In the small town of Aylesford in Kent, homeless man, Daniel Gauntlett died last Saturday night on the steps of an abandoned bungalow which was due to be demolished. As temperatures dropped to -2C, Mr Gauntlett finally succumbed to the damp and chilling weather.
A local resident told Kent Online “He was a very nice man apparently. He used to ask for money but not for drink. He used to buy pasties from the supermarket. It was so sad. Especially when the houses are empty.”
His body was found by a local passer-by the next morning who spotted his body from the pavement and called the police.
The bungalow where Mr Gauntlett died is due to be demolished, and police had previously been called when Mr Gauntlett attempted to break into the bungalow to find shelter. Mr Gauntlett abided by the law and it cost him his life.
At an inquest, Mr Gauntlett was found to of died from hypothermia.
Another homeless man, Douglas Poynton, 45, died in the town on the same night.
What is particularly sad about Mr Gaunlett’s situation is that he died right outside of a place that could have provided him with valuable shelter from the damp, bitter wind that was the contributing factor in his death.
Another local resident said “They took him up to the hospital about a fortnight before when they’d found him and social workers got involved. It was just the bitter weather. I know a lot about cold weather because I was in the Canadian army. I’ve known it drop to minus 70 but the trouble with this country is the dampness.”
Unfortunately, there are those in society who are not seen as a priority by welfare services, and for a man of 35 it is difficult to find accommodation when families and others are given priority for the small number of available properties.
Mr Gauntlett’s story is not unique. All over the country there are homeless people who are unable to get help from welfare providers because their needs are not classed as being ‘high enough’ on the local authorities lists.

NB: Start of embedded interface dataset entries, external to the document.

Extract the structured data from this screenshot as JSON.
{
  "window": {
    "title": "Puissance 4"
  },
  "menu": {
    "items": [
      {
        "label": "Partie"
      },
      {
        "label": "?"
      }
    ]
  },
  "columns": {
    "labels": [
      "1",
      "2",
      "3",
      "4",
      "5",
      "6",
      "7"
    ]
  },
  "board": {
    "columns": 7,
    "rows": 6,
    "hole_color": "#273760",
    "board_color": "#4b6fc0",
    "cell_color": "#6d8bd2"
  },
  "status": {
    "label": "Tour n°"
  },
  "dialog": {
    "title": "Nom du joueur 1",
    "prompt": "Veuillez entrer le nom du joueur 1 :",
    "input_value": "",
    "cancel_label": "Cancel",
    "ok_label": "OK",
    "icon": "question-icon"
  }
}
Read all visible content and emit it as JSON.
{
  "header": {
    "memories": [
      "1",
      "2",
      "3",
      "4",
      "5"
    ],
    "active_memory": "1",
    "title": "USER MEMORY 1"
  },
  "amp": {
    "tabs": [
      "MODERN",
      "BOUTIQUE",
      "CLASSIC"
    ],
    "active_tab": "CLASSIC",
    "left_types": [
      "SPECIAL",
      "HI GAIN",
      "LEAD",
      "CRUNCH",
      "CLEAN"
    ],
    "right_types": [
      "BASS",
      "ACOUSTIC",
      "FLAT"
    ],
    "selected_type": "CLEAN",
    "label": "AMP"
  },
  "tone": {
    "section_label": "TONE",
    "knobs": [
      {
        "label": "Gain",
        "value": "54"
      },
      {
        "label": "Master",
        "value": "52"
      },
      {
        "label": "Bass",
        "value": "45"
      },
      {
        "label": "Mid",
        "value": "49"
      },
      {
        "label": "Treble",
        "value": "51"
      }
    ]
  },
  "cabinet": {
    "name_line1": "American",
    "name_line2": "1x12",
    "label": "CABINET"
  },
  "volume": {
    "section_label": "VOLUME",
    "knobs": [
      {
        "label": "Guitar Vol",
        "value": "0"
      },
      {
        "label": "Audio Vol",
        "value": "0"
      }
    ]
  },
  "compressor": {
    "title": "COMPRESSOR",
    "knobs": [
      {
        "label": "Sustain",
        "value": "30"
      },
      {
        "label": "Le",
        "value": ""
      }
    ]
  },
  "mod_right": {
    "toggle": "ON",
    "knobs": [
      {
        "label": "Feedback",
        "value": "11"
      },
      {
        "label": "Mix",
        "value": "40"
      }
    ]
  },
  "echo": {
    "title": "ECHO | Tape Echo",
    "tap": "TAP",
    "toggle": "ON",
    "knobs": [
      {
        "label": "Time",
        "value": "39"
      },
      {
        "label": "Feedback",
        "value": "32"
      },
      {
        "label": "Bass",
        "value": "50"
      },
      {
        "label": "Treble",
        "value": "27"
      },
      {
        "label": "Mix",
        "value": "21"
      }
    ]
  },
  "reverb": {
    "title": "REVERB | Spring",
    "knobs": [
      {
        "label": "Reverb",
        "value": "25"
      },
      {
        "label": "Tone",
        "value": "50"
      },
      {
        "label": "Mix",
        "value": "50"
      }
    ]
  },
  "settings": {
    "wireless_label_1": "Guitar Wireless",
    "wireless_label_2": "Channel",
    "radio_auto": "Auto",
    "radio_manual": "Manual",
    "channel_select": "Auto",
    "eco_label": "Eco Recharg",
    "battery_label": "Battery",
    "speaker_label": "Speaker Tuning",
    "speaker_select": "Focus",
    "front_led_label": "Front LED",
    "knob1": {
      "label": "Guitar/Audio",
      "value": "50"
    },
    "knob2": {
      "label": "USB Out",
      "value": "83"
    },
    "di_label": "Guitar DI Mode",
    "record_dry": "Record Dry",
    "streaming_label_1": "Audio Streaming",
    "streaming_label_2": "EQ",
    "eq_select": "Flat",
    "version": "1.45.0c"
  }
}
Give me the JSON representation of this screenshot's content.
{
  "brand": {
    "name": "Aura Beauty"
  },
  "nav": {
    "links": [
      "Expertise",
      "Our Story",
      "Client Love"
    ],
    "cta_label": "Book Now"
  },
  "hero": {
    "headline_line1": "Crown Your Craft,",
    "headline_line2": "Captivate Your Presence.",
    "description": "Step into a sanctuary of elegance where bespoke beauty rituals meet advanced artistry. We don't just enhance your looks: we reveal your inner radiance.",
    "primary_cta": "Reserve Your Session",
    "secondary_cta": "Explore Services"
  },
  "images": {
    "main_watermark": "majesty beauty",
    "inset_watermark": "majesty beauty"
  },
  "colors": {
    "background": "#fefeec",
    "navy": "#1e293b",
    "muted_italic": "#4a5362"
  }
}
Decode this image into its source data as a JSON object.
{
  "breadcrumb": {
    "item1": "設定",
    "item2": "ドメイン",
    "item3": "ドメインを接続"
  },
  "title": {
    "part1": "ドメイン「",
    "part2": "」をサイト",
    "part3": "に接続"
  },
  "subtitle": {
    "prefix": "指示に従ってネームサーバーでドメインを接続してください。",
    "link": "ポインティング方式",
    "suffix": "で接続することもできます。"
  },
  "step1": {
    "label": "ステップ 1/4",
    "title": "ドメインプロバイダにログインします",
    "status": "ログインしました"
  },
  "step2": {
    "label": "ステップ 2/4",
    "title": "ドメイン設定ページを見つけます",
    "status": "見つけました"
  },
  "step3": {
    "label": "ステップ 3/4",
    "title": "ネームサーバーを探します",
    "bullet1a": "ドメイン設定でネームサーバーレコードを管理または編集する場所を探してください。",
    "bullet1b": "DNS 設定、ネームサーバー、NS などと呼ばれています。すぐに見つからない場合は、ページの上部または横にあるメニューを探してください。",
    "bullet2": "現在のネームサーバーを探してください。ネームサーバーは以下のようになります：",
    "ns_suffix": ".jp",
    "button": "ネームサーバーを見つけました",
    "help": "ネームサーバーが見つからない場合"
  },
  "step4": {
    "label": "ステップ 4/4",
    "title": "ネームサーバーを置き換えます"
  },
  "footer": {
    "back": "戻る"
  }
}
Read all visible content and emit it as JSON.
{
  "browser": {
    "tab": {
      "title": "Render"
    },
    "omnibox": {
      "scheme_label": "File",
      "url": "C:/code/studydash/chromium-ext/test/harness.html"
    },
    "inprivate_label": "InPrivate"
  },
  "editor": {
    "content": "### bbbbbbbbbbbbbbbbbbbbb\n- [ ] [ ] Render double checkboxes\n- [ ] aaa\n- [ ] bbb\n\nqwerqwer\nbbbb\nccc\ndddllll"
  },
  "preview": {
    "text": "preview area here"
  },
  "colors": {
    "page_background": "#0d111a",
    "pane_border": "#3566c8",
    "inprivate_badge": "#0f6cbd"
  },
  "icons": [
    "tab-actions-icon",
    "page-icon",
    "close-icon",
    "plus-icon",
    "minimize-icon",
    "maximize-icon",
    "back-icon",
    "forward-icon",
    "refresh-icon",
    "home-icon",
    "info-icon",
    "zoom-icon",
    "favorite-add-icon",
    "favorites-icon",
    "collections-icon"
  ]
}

Ironic when there are thousands upon thousands of empty properties around the country, many owned by local authorities, which are boarded up and unused.
The charity Empty Homes, estimates that there are in the region of 2,600 empty local authority properties and 2,200 empty housing association properties in the South-East of England, many of which could be made habitable with a little investment.
With government cuts hitting local councils hard, it may become more difficult to find funding to provide accommodation for the homeless as the statistics for rough sleeping continue to rise across the UK. An obscene situation when MPs waste taxpayer’s money on their own grocery bills.